Speaking assertively can be tough, especially when you’re not in the habit. Sometimes you might not have the emotional energy to assert a boundary or disagree with someone. Suppose that a friend asks you for a favor, and you’re not sure whether you can help them, but you’ve had an exhausting day at work, and it feels as if it would be easier just to say yes like you usually would.

In these moments, use the magic words: “Can I get back to you on that?” This allows you to reflect on whether or not you’re able to help without succumbing to the pressure of the moment. These magic words can be especially helpful for those of us who find ourselves flaking on commitments or routinely making plans and then canceling them.

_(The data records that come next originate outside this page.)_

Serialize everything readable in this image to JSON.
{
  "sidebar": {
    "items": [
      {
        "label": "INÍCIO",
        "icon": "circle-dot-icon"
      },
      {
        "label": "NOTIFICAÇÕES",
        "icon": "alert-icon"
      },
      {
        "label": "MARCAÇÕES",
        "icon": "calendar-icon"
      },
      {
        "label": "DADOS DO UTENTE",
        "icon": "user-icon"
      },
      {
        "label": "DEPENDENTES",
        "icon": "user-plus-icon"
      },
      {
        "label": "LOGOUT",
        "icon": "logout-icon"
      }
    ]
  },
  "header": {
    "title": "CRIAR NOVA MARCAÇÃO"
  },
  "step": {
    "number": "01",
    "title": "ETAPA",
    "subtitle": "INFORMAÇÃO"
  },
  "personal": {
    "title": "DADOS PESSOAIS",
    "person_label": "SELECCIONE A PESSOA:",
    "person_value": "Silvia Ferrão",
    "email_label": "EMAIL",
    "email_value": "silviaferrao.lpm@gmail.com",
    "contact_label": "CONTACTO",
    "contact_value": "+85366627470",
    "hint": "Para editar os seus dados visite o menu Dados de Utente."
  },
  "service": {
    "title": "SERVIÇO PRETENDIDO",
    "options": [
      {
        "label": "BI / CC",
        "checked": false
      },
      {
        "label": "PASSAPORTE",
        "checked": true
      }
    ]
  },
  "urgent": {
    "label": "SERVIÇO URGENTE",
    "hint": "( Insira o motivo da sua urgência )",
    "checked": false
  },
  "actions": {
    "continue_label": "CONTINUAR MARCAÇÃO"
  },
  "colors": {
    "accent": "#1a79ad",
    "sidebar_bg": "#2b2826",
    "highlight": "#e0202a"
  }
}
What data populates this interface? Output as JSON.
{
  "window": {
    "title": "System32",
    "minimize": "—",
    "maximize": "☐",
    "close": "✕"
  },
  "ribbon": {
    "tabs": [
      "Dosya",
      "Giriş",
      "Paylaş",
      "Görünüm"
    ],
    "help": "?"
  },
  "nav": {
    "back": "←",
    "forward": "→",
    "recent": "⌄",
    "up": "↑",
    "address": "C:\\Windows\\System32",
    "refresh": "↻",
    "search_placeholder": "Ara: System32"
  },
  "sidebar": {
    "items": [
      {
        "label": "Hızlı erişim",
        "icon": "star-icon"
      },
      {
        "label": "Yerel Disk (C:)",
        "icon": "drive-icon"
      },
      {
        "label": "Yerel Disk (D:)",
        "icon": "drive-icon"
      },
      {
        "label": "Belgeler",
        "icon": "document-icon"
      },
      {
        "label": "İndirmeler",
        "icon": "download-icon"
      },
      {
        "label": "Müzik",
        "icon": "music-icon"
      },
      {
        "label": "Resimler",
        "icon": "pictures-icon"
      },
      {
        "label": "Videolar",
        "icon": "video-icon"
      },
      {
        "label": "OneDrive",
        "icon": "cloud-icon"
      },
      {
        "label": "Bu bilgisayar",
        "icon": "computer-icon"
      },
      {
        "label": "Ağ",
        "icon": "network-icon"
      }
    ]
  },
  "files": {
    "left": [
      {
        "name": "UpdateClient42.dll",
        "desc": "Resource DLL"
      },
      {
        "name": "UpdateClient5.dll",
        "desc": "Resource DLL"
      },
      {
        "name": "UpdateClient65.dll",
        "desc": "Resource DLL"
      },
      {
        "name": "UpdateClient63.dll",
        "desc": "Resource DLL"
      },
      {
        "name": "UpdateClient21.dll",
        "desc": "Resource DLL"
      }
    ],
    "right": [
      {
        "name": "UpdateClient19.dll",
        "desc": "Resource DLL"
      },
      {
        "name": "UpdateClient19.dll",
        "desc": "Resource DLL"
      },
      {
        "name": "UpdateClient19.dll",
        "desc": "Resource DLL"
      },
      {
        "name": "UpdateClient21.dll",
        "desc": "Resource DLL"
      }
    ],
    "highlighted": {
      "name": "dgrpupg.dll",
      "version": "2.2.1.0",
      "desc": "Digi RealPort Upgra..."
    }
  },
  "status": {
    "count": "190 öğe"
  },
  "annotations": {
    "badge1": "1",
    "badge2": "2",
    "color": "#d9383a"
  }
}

Speak Honestly and Kindly (And Send Those Good Mediator Vibes)

So, what would that conversation with Rosie look like in an assertive communication style? Well, it might go a little something like this:

Rosie: My cousin needs to have his college essay done by next week, and he hasn’t even started it yet. I know you’re a really good writer – can you help him out?

You: Oh wow, thanks for thinking of me. I’m not able to help him out right now. That said, I saw a book on essay writing at the library, and it looked really good. Maybe that would help him find some inspiration.

Rosie: You’re sure you can’t help him? Maybe you could come over for just an hour or so and get him started.

You: Yeah, this just isn’t a good time for me. I’ll be thinking of him and sending good vibes.

Dear Mediators of the world, do you ever worry about being a pushover? If so, what’s one area of your life where you’d like to be more assertive? Tell us in the comments!

Further Reading

Assertive Mediator (INFP-A) vs. Turbulent Mediator (INFP-T)

“I Don’t Want to Hear It”: Compassion Fatigue and Feeling Personality Types

Self-Interest and Personality Type Part II: The Guilt Factor

Try the Dark and Light Side of Personality tool in our members’ Academy.

Take a 16Personalities survey on Bullying.